Energy regulator Ofgem has announced that it will be lowering the level of a temporary price cap on prepayment meters which was first introduced in April.
The move will mean a bill reduction of up to £19 a year for three million customers who rely on prepayment meters for their energy, following on from a £80 drop when the cap first came into force.
Ofgem initially introduced the cap to help alleviate pressure on customers who pay up-front for their energy at a time when many suppliers were implementing significant price hikes.
Prepayment meters are often installed when a household struggles to pay for their gas and electricity, meaning they can be most vulnerable to the impact of higher bills.
When it was first brought in the cap enforced a maximum price for electricity, gas and dual fuel customers dependant on their region.
The average cap was set at between £547.07 and £625.85 per year for electricity and £520.07 per year for gas, but this will now drop to between £528.28 and £600.13 for electricity and £519.74 for gas.
Dual fuel customers will see their average cap reduce from £1,067.14 to £1,048 per year.
The updated caps will come into effect from 1 October and the system will be assessed again in six months’ time.
Ofgem first announced the temporary cap in response to a two-year investigation into the energy market which found the Big Six suppliers were overcharging customers by up to £1.4bn a year.
Prepayment customers were found to be among the worst off, as they had fewer tariffs available to them, and those were generally more expensive than those charged to regular billing customers.
At the time, Ofgem chief executive Dermot Nolan said: “We want all consumers to enjoy the benefits of a more competitive energy market, regardless of their circumstances.”

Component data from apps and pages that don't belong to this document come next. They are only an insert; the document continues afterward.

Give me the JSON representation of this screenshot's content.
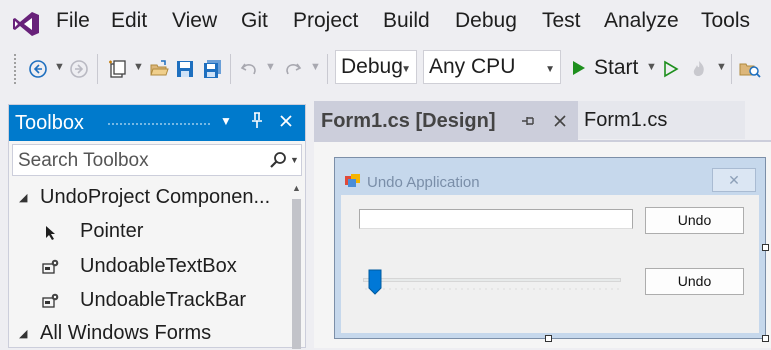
{
  "menu": {
    "items": [
      "File",
      "Edit",
      "View",
      "Git",
      "Project",
      "Build",
      "Debug",
      "Test",
      "Analyze",
      "Tools"
    ]
  },
  "toolbar": {
    "configuration": "Debug",
    "platform": "Any CPU",
    "start_label": "Start"
  },
  "toolbox": {
    "title": "Toolbox",
    "search_placeholder": "Search Toolbox",
    "groups": [
      {
        "label": "UndoProject Componen...",
        "items": [
          "Pointer",
          "UndoableTextBox",
          "UndoableTrackBar"
        ]
      },
      {
        "label": "All Windows Forms",
        "items": []
      }
    ]
  },
  "tabs": [
    {
      "label": "Form1.cs [Design]",
      "active": true
    },
    {
      "label": "Form1.cs",
      "active": false
    }
  ],
  "form": {
    "title": "Undo Application",
    "undo_button_1": "Undo",
    "undo_button_2": "Undo",
    "trackbar_value_fraction": 0.02
  },
  "colors": {
    "accent": "#007acc",
    "vs_logo": "#68217a",
    "start_green": "#1e8f1e",
    "form_frame": "#c6d8ec"
  },
  "icons": {
    "logo": "visual-studio-logo-icon",
    "navigate_back": "navigate-back-icon",
    "navigate_forward": "navigate-forward-icon",
    "new_project": "new-project-icon",
    "open_folder": "open-folder-icon",
    "save": "save-icon",
    "save_all": "save-all-icon",
    "undo": "undo-icon",
    "redo": "redo-icon",
    "start": "play-icon",
    "start_without_debugging": "play-outline-icon",
    "hot_reload": "hot-reload-icon",
    "solution_explorer": "folder-search-icon",
    "search": "search-icon",
    "pin": "pin-icon",
    "close": "close-icon"
  }
}
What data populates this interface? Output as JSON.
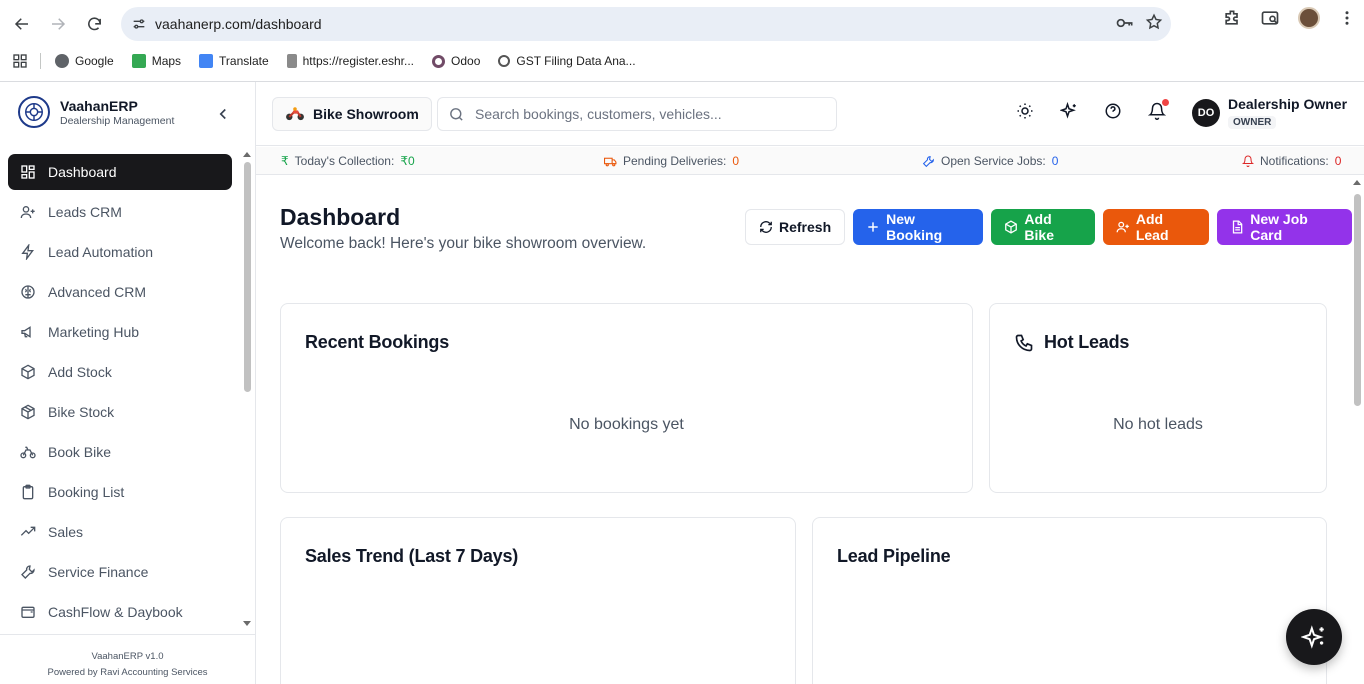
{
  "browser": {
    "url": "vaahanerp.com/dashboard",
    "bookmarks": [
      {
        "label": "Google",
        "icon": "google-icon",
        "color": "#4285f4"
      },
      {
        "label": "Maps",
        "icon": "maps-icon",
        "color": "#34a853"
      },
      {
        "label": "Translate",
        "icon": "translate-icon",
        "color": "#4285f4"
      },
      {
        "label": "https://register.eshr...",
        "icon": "site-icon",
        "color": "#6b7280"
      },
      {
        "label": "Odoo",
        "icon": "odoo-icon",
        "color": "#714b67"
      },
      {
        "label": "GST Filing Data Ana...",
        "icon": "openai-icon",
        "color": "#444444"
      }
    ]
  },
  "brand": {
    "name": "VaahanERP",
    "tagline": "Dealership Management"
  },
  "sidebar": {
    "items": [
      {
        "label": "Dashboard",
        "icon": "dashboard-grid-icon",
        "active": true
      },
      {
        "label": "Leads CRM",
        "icon": "user-plus-icon"
      },
      {
        "label": "Lead Automation",
        "icon": "zap-icon"
      },
      {
        "label": "Advanced CRM",
        "icon": "brain-icon"
      },
      {
        "label": "Marketing Hub",
        "icon": "megaphone-icon"
      },
      {
        "label": "Add Stock",
        "icon": "package-plus-icon"
      },
      {
        "label": "Bike Stock",
        "icon": "package-icon"
      },
      {
        "label": "Book Bike",
        "icon": "bike-icon"
      },
      {
        "label": "Booking List",
        "icon": "clipboard-icon"
      },
      {
        "label": "Sales",
        "icon": "trending-up-icon"
      },
      {
        "label": "Service Finance",
        "icon": "wrench-icon"
      },
      {
        "label": "CashFlow & Daybook",
        "icon": "wallet-icon"
      }
    ],
    "footer_version": "VaahanERP v1.0",
    "footer_powered": "Powered by Ravi Accounting Services"
  },
  "topbar": {
    "store": "Bike Showroom",
    "search_placeholder": "Search bookings, customers, vehicles...",
    "user_initials": "DO",
    "user_name": "Dealership Owner",
    "user_role": "OWNER"
  },
  "stats": {
    "collection_label": "Today's Collection:",
    "collection_value": "₹0",
    "deliveries_label": "Pending Deliveries:",
    "deliveries_value": "0",
    "service_label": "Open Service Jobs:",
    "service_value": "0",
    "notifications_label": "Notifications:",
    "notifications_value": "0",
    "colors": {
      "collection": "#16a34a",
      "deliveries": "#ea580c",
      "service": "#2563eb",
      "notifications": "#dc2626"
    }
  },
  "main": {
    "title": "Dashboard",
    "subtitle": "Welcome back! Here's your bike showroom overview.",
    "actions": {
      "refresh": "Refresh",
      "new_booking": "New Booking",
      "add_bike": "Add Bike",
      "add_lead": "Add Lead",
      "new_job_card": "New Job Card"
    },
    "cards": {
      "recent_bookings": {
        "title": "Recent Bookings",
        "empty": "No bookings yet"
      },
      "hot_leads": {
        "title": "Hot Leads",
        "empty": "No hot leads"
      },
      "sales_trend": {
        "title": "Sales Trend (Last 7 Days)"
      },
      "lead_pipeline": {
        "title": "Lead Pipeline"
      }
    }
  }
}
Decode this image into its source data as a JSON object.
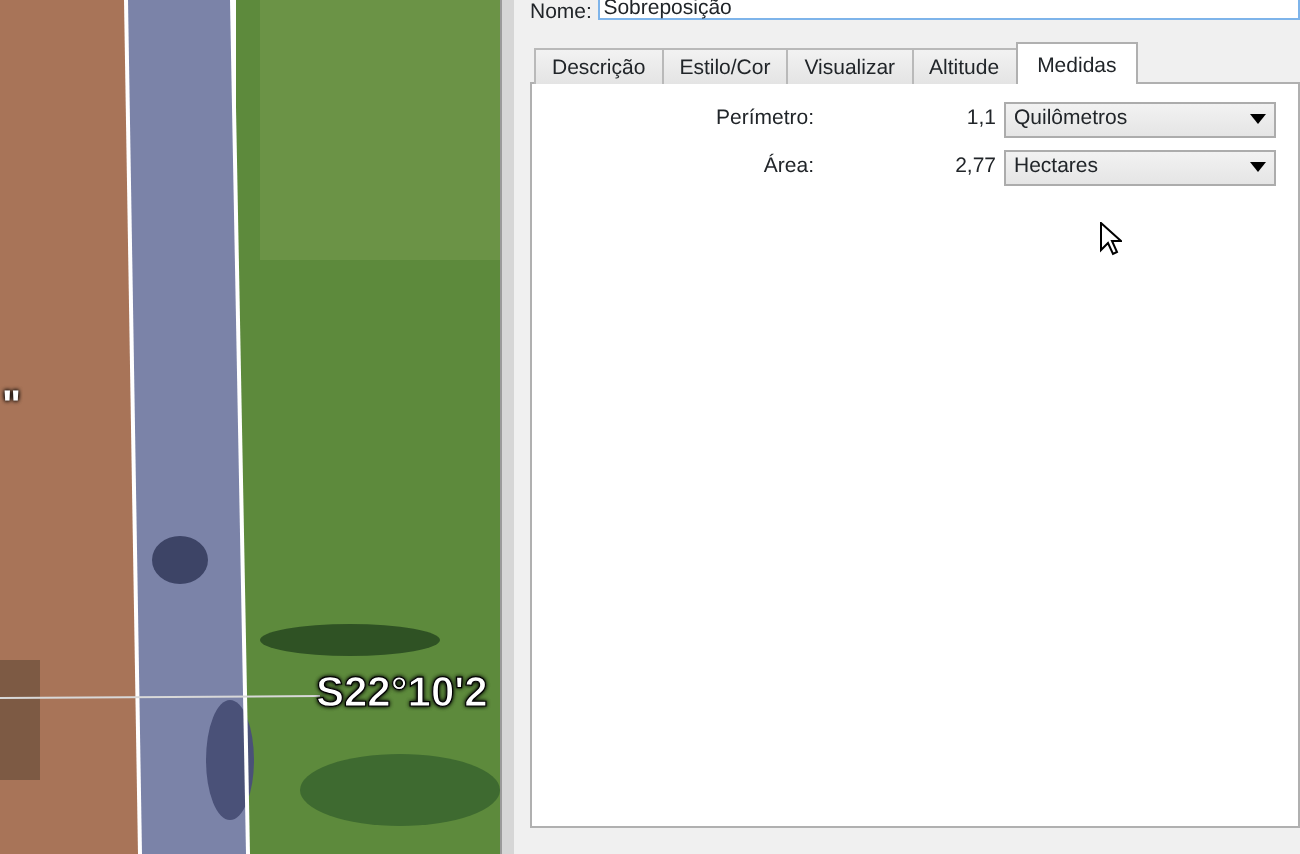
{
  "map": {
    "edge_label": "\"",
    "coordinate_label": "S22°10'2"
  },
  "name_field": {
    "label": "Nome:",
    "value": "Sobreposição"
  },
  "tabs": [
    {
      "label": "Descrição",
      "selected": false
    },
    {
      "label": "Estilo/Cor",
      "selected": false
    },
    {
      "label": "Visualizar",
      "selected": false
    },
    {
      "label": "Altitude",
      "selected": false
    },
    {
      "label": "Medidas",
      "selected": true
    }
  ],
  "measures": [
    {
      "label": "Perímetro:",
      "value": "1,1",
      "unit": "Quilômetros"
    },
    {
      "label": "Área:",
      "value": "2,77",
      "unit": "Hectares"
    }
  ]
}
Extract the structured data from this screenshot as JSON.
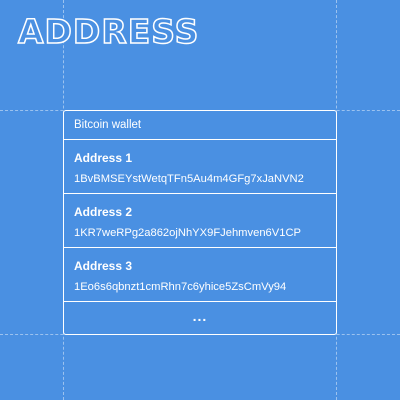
{
  "page": {
    "title": "ADDRESS"
  },
  "wallet": {
    "title": "Bitcoin wallet",
    "addresses": [
      {
        "label": "Address 1",
        "value": "1BvBMSEYstWetqTFn5Au4m4GFg7xJaNVN2"
      },
      {
        "label": "Address 2",
        "value": "1KR7weRPg2a862ojNhYX9FJehmven6V1CP"
      },
      {
        "label": "Address 3",
        "value": "1Eo6s6qbnzt1cmRhn7c6yhice5ZsCmVy94"
      }
    ],
    "more_label": "..."
  },
  "colors": {
    "background": "#4a90e2",
    "foreground": "#ffffff"
  }
}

Since the cap was announced in February all six of the major energy suppliers have raised their prices for average bill-payers, including two separate hikes from EDF.